■ WHAT TO PRODUCE ■
What is needed here is every line of the records that includes "JSON".

☆ ☆ ☆

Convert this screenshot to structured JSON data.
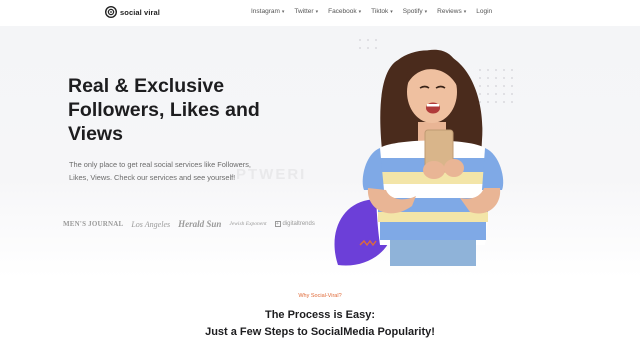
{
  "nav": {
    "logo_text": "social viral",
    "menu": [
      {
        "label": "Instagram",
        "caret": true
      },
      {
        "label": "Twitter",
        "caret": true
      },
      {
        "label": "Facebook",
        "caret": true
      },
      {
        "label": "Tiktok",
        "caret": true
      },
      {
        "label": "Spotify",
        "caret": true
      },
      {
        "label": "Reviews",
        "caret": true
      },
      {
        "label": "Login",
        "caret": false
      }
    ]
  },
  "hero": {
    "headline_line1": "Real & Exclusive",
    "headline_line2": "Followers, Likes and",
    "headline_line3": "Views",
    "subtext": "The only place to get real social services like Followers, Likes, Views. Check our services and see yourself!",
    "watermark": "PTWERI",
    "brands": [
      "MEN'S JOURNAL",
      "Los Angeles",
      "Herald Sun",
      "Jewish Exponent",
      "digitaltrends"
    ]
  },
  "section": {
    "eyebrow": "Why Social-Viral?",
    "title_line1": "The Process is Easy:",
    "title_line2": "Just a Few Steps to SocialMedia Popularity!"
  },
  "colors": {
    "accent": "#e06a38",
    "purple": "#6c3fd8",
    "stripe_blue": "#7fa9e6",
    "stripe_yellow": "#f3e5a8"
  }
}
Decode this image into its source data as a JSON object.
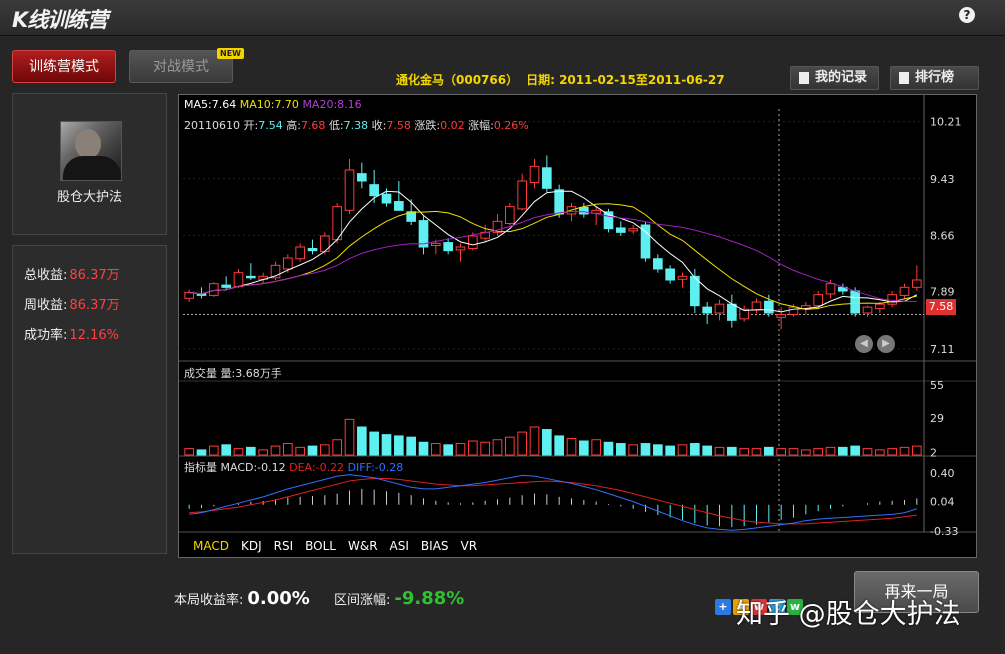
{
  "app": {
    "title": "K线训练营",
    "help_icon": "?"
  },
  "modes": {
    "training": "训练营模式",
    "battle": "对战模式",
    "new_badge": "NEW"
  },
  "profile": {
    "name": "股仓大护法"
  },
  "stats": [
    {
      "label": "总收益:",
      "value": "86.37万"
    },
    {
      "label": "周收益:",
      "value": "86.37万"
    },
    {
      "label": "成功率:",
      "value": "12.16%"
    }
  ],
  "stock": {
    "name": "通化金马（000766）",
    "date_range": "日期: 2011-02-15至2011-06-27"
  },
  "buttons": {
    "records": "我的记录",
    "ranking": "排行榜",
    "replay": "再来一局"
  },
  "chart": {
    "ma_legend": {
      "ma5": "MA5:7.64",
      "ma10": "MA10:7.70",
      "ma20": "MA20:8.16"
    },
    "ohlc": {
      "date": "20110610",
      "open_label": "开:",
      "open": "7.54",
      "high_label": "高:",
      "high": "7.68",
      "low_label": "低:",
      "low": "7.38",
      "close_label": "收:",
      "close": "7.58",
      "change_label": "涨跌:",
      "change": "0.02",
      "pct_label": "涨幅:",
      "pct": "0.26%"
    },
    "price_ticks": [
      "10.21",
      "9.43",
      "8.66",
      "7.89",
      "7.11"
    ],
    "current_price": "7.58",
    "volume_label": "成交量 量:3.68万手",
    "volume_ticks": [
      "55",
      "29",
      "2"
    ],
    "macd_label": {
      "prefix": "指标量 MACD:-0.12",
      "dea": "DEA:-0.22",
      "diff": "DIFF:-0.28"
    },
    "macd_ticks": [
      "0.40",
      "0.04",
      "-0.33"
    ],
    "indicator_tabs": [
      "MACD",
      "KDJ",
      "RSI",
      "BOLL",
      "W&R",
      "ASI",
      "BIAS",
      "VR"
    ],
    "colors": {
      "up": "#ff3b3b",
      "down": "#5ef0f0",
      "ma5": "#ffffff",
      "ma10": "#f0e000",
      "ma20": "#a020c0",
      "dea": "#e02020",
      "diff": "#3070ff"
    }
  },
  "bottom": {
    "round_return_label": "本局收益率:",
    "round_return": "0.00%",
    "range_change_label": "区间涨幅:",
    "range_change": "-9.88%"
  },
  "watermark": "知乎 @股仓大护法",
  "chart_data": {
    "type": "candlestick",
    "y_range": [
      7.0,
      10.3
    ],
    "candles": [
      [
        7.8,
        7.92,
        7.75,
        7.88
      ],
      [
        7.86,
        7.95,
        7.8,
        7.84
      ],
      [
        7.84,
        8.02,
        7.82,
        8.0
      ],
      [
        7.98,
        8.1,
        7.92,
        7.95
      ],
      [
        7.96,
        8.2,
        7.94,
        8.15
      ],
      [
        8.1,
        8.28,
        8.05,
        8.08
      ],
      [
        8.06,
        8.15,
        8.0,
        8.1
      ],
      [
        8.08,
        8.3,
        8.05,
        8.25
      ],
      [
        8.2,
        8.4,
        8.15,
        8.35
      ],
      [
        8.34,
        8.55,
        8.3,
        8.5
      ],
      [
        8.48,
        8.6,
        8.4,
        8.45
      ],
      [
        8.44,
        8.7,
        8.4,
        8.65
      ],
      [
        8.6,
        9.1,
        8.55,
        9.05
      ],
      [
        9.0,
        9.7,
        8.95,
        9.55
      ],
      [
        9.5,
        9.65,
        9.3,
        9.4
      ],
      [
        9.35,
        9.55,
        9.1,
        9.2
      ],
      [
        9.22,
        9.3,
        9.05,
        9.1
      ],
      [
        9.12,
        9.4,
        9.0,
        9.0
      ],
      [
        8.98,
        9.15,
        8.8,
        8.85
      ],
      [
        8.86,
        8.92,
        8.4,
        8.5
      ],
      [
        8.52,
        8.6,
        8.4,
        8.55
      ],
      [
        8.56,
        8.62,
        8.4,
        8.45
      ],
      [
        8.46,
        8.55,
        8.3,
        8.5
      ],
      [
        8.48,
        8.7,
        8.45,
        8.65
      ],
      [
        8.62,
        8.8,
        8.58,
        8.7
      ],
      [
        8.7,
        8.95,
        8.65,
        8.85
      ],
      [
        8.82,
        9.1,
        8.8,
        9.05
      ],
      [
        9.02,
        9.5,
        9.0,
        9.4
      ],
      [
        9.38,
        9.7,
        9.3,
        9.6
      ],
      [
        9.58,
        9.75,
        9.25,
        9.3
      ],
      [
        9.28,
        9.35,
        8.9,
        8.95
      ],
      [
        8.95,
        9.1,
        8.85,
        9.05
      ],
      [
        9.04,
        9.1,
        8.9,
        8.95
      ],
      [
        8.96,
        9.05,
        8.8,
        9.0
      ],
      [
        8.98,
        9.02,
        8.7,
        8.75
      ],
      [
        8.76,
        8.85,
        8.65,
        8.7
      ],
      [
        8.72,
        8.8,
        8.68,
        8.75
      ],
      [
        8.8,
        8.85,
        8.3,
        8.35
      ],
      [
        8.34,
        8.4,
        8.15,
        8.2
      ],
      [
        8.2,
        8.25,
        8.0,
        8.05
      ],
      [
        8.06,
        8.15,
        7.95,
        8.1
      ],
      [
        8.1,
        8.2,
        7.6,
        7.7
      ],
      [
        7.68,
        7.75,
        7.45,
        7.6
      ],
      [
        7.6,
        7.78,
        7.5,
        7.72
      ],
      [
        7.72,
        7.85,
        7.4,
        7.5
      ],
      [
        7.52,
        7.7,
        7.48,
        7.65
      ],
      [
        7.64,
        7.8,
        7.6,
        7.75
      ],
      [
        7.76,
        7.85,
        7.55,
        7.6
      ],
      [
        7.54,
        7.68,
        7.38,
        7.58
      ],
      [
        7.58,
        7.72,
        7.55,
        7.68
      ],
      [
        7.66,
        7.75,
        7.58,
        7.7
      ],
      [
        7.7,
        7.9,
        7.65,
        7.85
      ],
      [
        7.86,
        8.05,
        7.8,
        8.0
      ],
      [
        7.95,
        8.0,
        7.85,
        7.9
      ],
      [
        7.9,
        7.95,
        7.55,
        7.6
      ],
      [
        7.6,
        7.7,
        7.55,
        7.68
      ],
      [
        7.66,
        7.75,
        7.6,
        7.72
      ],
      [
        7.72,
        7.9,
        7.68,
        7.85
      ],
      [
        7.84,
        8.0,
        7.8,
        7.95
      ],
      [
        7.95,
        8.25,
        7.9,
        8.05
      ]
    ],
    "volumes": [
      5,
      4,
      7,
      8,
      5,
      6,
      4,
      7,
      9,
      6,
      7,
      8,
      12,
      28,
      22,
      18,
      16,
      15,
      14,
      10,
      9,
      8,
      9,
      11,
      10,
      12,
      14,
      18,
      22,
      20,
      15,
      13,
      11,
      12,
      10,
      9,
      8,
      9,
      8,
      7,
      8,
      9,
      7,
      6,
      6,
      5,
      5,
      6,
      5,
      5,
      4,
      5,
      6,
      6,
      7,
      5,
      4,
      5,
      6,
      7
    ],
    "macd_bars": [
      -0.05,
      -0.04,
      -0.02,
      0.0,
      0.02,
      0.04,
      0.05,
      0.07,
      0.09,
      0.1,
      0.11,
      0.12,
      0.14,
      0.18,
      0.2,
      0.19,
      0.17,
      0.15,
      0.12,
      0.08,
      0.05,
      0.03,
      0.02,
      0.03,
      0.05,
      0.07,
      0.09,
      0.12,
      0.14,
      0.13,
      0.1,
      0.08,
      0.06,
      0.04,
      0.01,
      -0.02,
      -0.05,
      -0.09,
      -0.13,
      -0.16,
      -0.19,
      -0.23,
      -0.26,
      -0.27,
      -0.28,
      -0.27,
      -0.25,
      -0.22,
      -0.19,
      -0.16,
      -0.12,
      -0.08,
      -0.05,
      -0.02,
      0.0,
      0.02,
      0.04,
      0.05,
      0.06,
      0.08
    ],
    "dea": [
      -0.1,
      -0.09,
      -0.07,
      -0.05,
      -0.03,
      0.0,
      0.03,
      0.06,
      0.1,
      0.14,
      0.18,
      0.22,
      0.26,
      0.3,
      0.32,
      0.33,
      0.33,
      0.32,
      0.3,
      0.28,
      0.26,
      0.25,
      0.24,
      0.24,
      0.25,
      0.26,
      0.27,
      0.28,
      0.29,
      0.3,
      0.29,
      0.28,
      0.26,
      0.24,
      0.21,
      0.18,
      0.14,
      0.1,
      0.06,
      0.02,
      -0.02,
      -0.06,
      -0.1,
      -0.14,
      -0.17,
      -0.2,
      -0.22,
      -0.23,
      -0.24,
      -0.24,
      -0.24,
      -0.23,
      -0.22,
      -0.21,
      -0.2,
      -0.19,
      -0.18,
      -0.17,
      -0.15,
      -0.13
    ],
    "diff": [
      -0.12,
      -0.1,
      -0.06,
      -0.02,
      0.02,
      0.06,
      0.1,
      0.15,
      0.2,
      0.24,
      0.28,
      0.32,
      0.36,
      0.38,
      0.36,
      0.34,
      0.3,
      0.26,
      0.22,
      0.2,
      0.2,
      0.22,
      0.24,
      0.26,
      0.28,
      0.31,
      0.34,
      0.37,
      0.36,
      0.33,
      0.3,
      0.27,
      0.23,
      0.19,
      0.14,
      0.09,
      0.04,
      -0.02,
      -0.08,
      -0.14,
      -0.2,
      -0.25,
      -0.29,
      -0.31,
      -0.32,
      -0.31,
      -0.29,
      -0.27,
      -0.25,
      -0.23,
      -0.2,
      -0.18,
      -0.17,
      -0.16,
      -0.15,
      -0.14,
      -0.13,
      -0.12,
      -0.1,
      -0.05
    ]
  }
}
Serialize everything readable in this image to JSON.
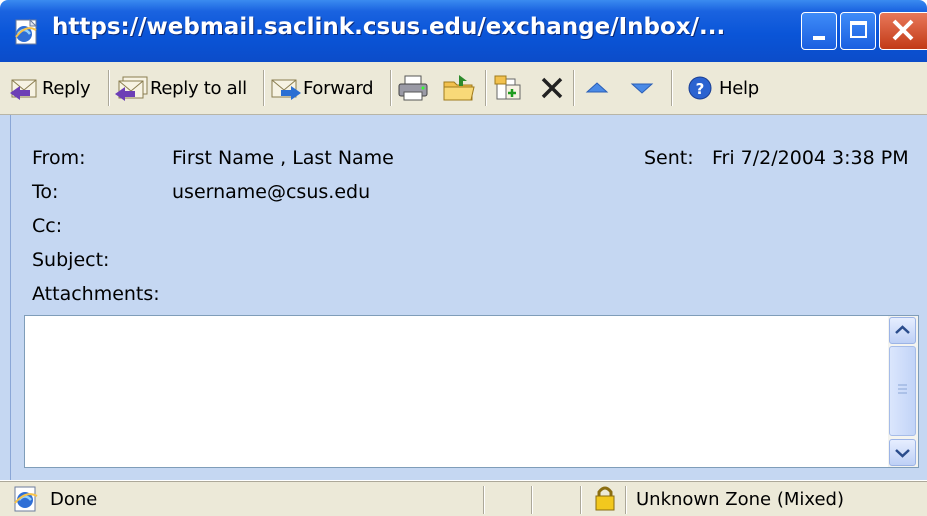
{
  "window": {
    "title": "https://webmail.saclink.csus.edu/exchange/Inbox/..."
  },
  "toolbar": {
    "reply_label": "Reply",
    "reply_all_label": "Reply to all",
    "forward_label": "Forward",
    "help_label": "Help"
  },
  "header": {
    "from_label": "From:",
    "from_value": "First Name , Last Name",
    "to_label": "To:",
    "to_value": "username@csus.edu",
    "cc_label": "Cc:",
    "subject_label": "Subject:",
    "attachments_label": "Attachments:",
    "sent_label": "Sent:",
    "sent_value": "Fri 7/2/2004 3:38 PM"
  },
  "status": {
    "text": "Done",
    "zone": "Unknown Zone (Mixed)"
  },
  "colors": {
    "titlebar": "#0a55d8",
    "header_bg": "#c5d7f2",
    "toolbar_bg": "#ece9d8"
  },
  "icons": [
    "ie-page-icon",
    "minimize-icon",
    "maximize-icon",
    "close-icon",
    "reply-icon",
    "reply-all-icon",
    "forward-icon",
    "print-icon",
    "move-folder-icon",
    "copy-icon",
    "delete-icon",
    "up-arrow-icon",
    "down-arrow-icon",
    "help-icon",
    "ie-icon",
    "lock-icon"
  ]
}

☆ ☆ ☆

■ WORKED SOLUTION ■
Convert this screenshot to structured JSON data.
Decode this image into its source data as a JSON object.
Serialize everything readable in this image to JSON.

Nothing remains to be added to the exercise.